▶ EXERCISE INPUT:
┄┄┄┄┄┄

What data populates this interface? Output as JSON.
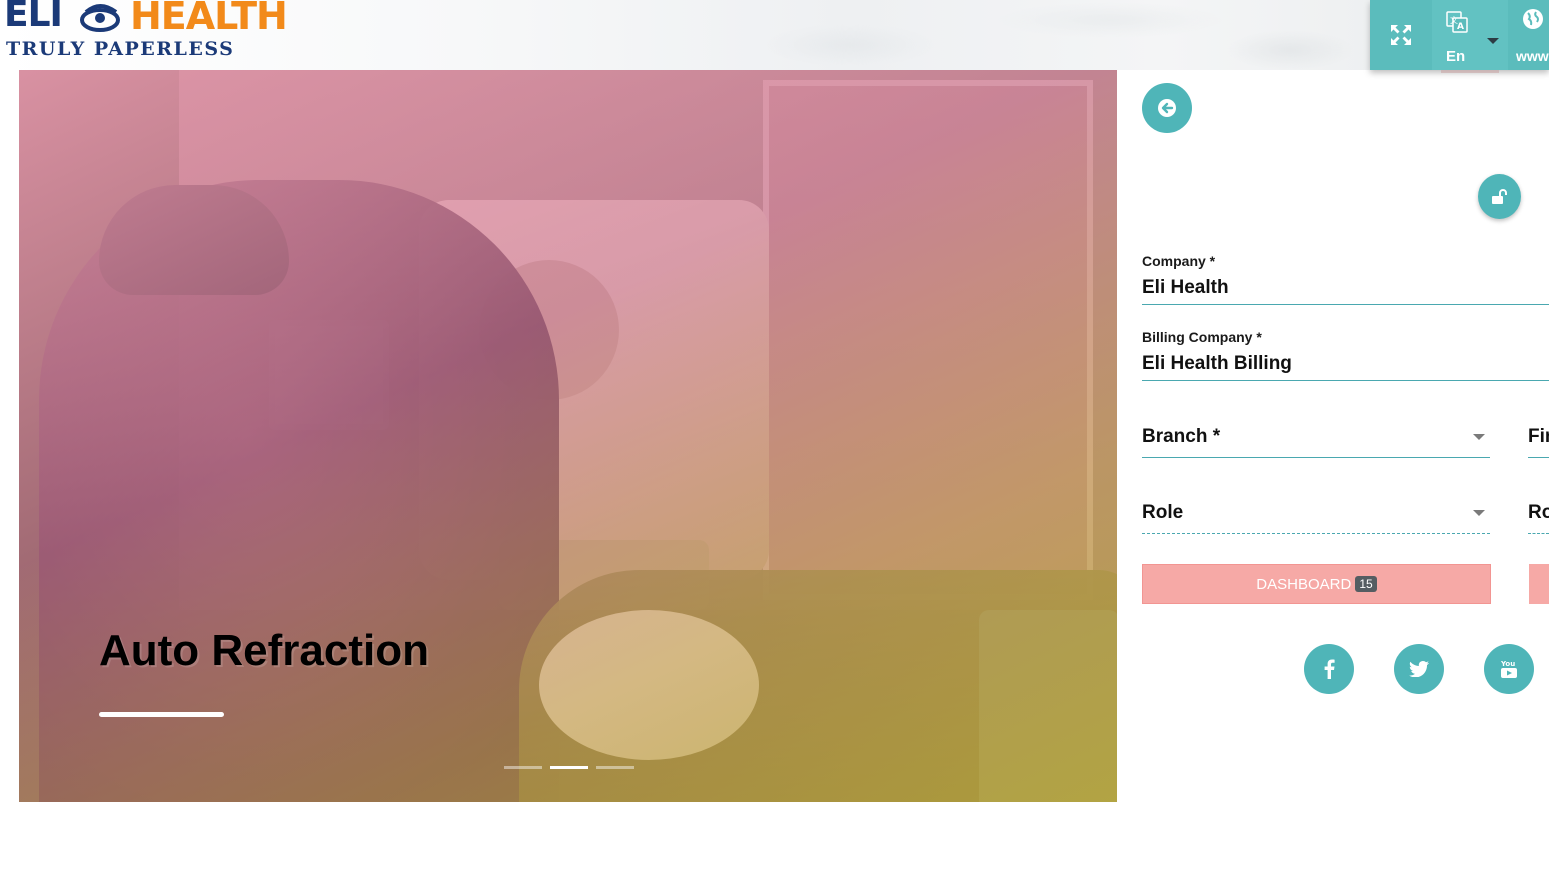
{
  "brand": {
    "name_left": "ELI",
    "name_right": "HEALTH",
    "tagline": "TRULY PAPERLESS"
  },
  "toolbar": {
    "fullscreen_icon": "fullscreen-icon",
    "language_icon": "translate-icon",
    "language": "En",
    "website_icon": "globe-icon",
    "website": "www"
  },
  "slider": {
    "title": "Auto Refraction",
    "indicators": [
      {
        "active": false
      },
      {
        "active": true
      },
      {
        "active": false
      }
    ]
  },
  "form": {
    "company_label": "Company *",
    "company_value": "Eli Health",
    "billing_label": "Billing Company *",
    "billing_value": "Eli Health Billing",
    "branch_placeholder": "Branch *",
    "branch_second_partial": "Fir",
    "role_placeholder": "Role",
    "role_second_partial": "Ro",
    "dashboard_label": "DASHBOARD",
    "dashboard_count": "15"
  },
  "social": {
    "facebook": "facebook-icon",
    "twitter": "twitter-icon",
    "youtube": "youtube-icon"
  },
  "colors": {
    "teal": "#4fb5b8",
    "salmon": "#f6a9a6",
    "brand_blue": "#1b3a78",
    "brand_orange": "#f28a1a"
  }
}
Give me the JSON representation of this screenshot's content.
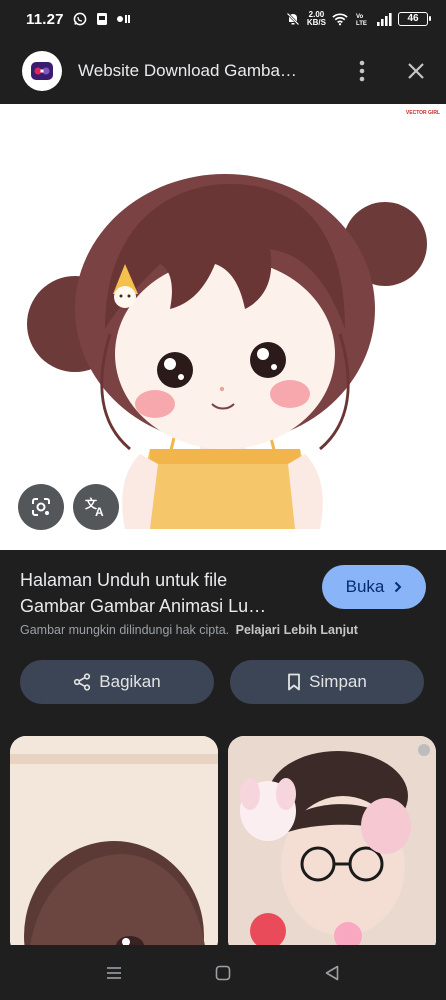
{
  "status_bar": {
    "time": "11.27",
    "speed_value": "2.00",
    "speed_unit": "KB/S",
    "battery": "46"
  },
  "app_bar": {
    "title": "Website Download Gamba…"
  },
  "image": {
    "watermark": "VECTOR GIRL"
  },
  "details": {
    "title_line1": "Halaman Unduh untuk file",
    "title_line2": "Gambar Gambar Animasi Lu…",
    "open_label": "Buka",
    "copyright_text": "Gambar mungkin dilindungi hak cipta.",
    "learn_more": "Pelajari Lebih Lanjut",
    "share_label": "Bagikan",
    "save_label": "Simpan"
  },
  "colors": {
    "background": "#1f1f1f",
    "accent": "#8ab4f8",
    "secondary_button": "#3c4556"
  }
}
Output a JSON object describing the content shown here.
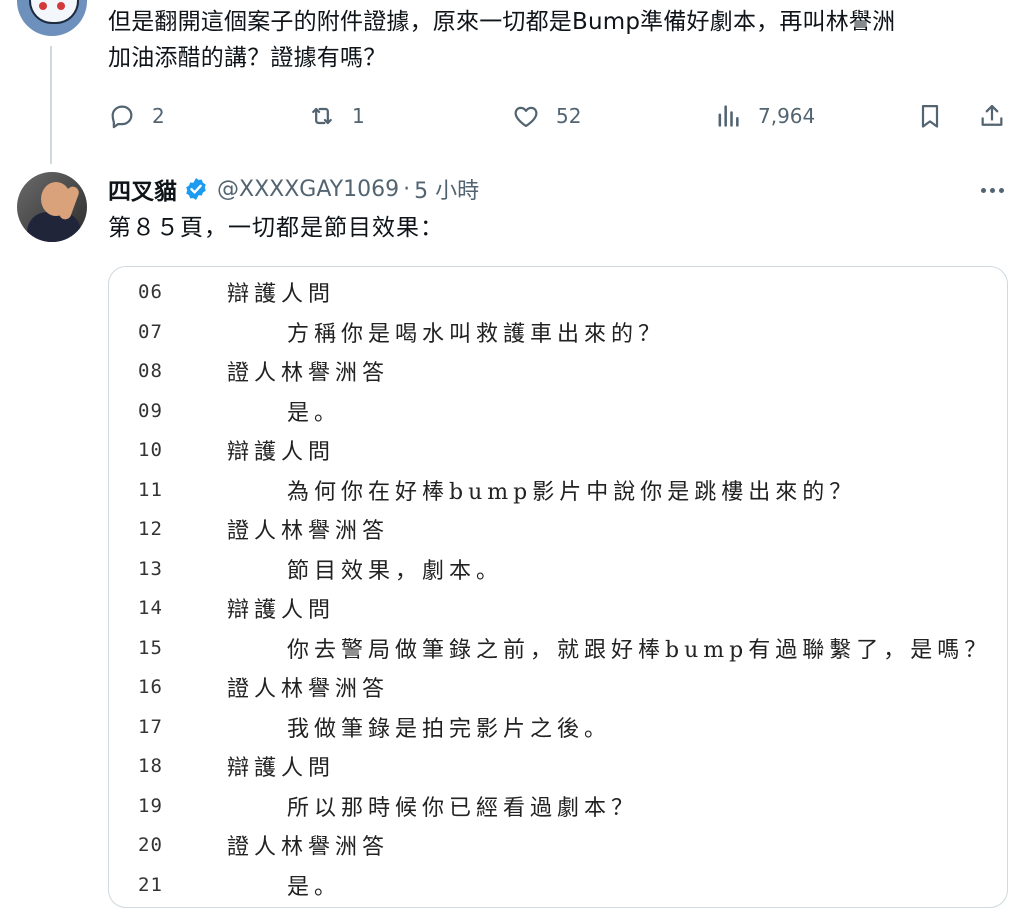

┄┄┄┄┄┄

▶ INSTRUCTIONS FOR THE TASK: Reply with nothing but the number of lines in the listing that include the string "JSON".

▶ RESULT FOR THIS EXERCISE: 3